Pierce, assigning all wisdom to himself and all foolishness to conservatives, sees the 2008 election predictably as "an epochal choice of wisdom over stupidity, energy over apathy, grimly serious business over shiny trivialities."
He wasn’t happy about the 2004 election, when he saw "fat little delegates and their fat little wives wearing Purple Heart Band-Aids to mock John Kerry’s war wounds. He saw the Swift Boat ads. The country bought it. The country moved on."
He’s not enjoying this campaign either, since Jeremiah Wright "had said some things from the pulpit that you pretty much have to be a white preacher in the country to get away with." He lamented the rise of patriotism as an issue again, repeating that it was coming from those fat little delegates and their fat wives. "They were coming from the people who did their best to disqualify black people from voting and gay people from marrying, in those red states that Barack Obama had told the Democratic convention were only an imaginary construct meant to divide us, as though the country didn’t open its eyes wide and walk into the divide, skipping and whistling like the children of Hamelin."

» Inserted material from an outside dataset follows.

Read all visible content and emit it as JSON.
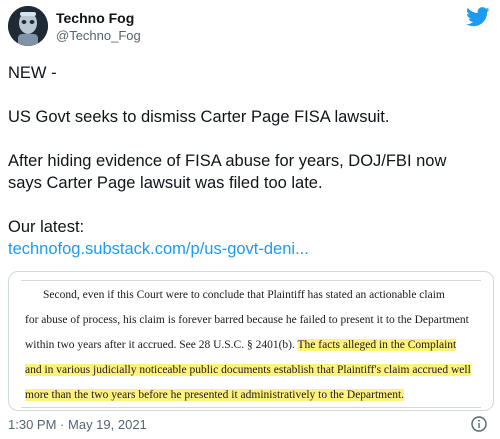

Patriotism was a phony issue with our democracy in "tattered remnants...bedraggled ideals dragged through the mud at Guantanamo and Bagram and a hundred other places." Patriotism was "Blind, stupid, deaf, and dumb loyalty to shapes and colors and band music and bright shiny flag lapel pins." Pierce imagined himself singing, "My country tis of thee/ Sweet land of dumbassery."
He concluded: "Why would anyone have faith in America, which is not tough but fearful, not smart but stupid, and not shrewd but willing to fall for almost anything as long as it comes wrapped in a flag? Why would anyone have faith in Americans?"
Pierce clearly loves Obama, but thinks he’s not cynical enough. He wants the American people to be chewed out. "There has to be confession. There has to be penance...There were not enough people in handcuffs yet."
Which, come to think of it, is an odd concept for someone who still imagines Mary Jo Kopechne as a Ted Kennedy beneficiary.